**Task details:**
Please return each entry exactly as it appears, but not the pictures.

====== Data ======

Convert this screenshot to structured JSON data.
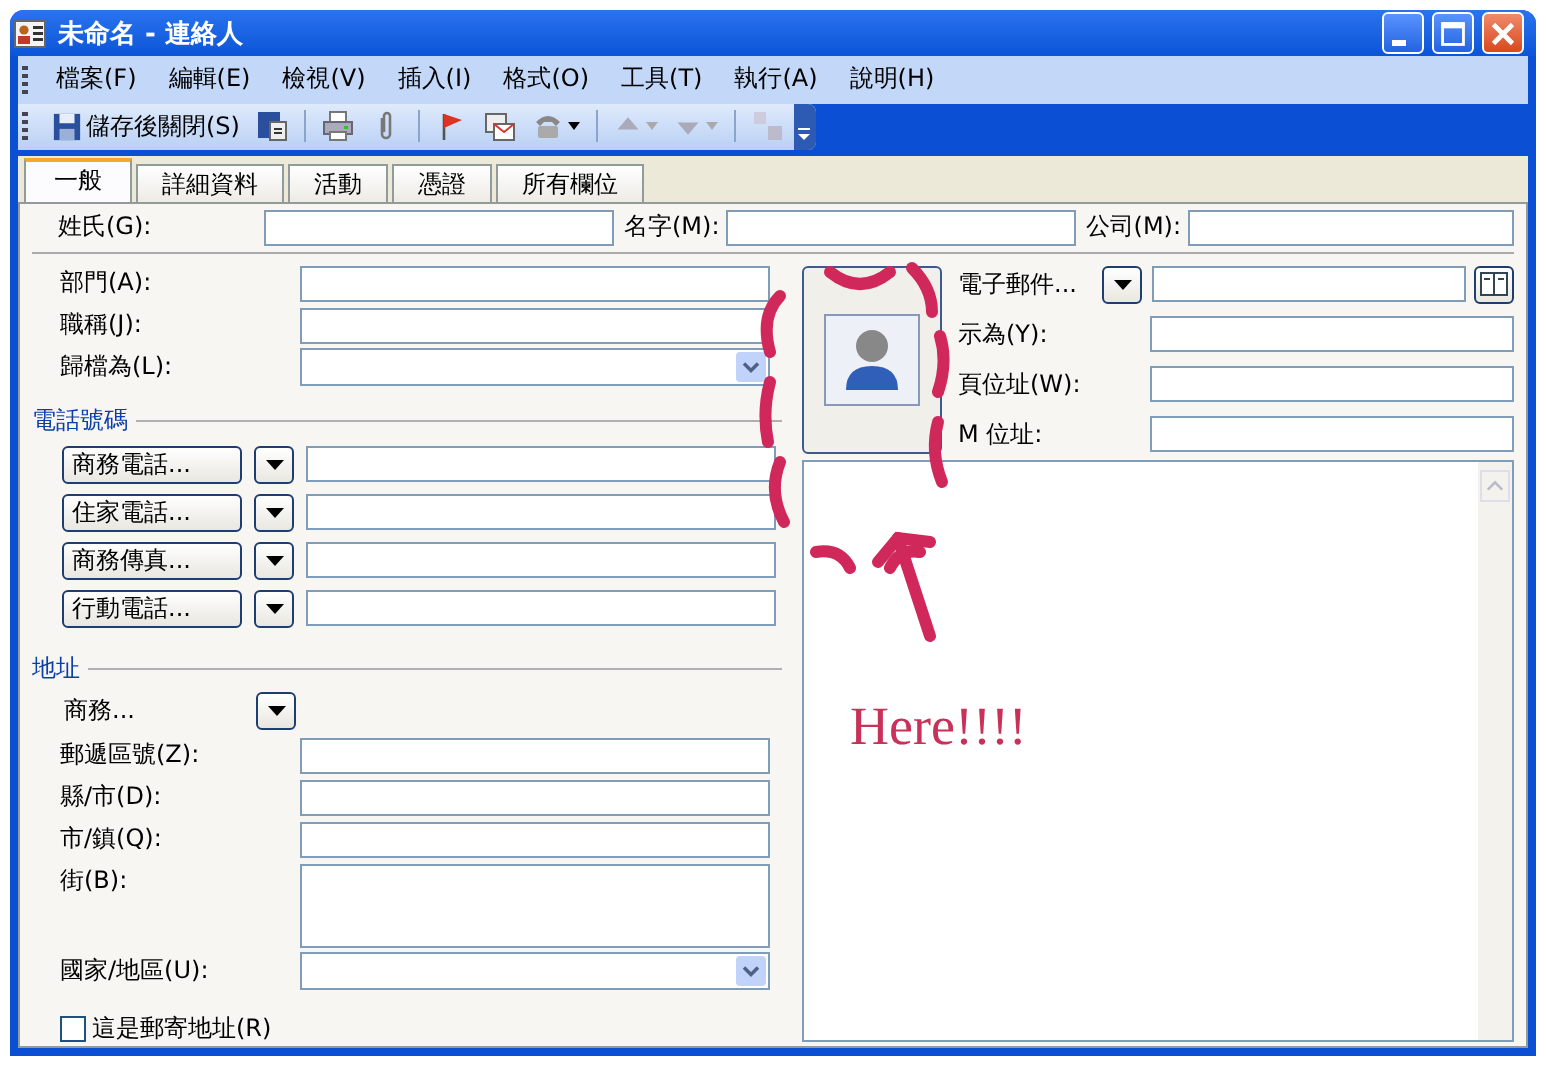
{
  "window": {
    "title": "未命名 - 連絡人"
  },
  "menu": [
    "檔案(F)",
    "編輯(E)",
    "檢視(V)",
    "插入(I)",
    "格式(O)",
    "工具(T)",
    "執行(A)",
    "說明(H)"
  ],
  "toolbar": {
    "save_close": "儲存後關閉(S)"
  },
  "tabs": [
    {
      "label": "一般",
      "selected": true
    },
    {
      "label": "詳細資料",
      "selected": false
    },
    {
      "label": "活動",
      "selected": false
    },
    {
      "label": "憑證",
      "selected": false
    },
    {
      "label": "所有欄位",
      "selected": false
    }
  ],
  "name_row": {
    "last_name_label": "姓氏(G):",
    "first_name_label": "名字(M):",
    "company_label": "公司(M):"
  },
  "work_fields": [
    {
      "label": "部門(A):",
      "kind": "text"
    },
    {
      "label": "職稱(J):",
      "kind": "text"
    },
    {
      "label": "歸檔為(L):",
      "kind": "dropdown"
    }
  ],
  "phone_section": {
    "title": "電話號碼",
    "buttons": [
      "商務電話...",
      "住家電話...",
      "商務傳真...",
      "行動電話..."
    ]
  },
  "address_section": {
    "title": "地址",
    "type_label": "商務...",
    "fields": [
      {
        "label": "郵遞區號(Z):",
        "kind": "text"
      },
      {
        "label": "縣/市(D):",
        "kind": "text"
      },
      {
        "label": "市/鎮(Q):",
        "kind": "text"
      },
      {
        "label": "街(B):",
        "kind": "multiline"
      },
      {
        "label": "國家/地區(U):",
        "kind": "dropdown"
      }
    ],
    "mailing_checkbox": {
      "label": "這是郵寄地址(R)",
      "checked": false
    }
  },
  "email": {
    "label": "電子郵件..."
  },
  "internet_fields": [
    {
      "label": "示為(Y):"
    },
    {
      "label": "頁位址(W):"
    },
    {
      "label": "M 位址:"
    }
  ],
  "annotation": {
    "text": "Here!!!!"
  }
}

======

**Output of the task:**
Convert this screenshot to structured JSON data.
{
  "window": {
    "title": "未命名 - 連絡人"
  },
  "menu": [
    "檔案(F)",
    "編輯(E)",
    "檢視(V)",
    "插入(I)",
    "格式(O)",
    "工具(T)",
    "執行(A)",
    "說明(H)"
  ],
  "toolbar": {
    "save_close": "儲存後關閉(S)"
  },
  "tabs": [
    {
      "label": "一般",
      "selected": true
    },
    {
      "label": "詳細資料",
      "selected": false
    },
    {
      "label": "活動",
      "selected": false
    },
    {
      "label": "憑證",
      "selected": false
    },
    {
      "label": "所有欄位",
      "selected": false
    }
  ],
  "name_row": {
    "last_name_label": "姓氏(G):",
    "first_name_label": "名字(M):",
    "company_label": "公司(M):"
  },
  "work_fields": [
    {
      "label": "部門(A):",
      "kind": "text"
    },
    {
      "label": "職稱(J):",
      "kind": "text"
    },
    {
      "label": "歸檔為(L):",
      "kind": "dropdown"
    }
  ],
  "phone_section": {
    "title": "電話號碼",
    "buttons": [
      "商務電話...",
      "住家電話...",
      "商務傳真...",
      "行動電話..."
    ]
  },
  "address_section": {
    "title": "地址",
    "type_label": "商務...",
    "fields": [
      {
        "label": "郵遞區號(Z):",
        "kind": "text"
      },
      {
        "label": "縣/市(D):",
        "kind": "text"
      },
      {
        "label": "市/鎮(Q):",
        "kind": "text"
      },
      {
        "label": "街(B):",
        "kind": "multiline"
      },
      {
        "label": "國家/地區(U):",
        "kind": "dropdown"
      }
    ],
    "mailing_checkbox": {
      "label": "這是郵寄地址(R)",
      "checked": false
    }
  },
  "email": {
    "label": "電子郵件..."
  },
  "internet_fields": [
    {
      "label": "示為(Y):"
    },
    {
      "label": "頁位址(W):"
    },
    {
      "label": "M 位址:"
    }
  ],
  "annotation": {
    "text": "Here!!!!"
  }
}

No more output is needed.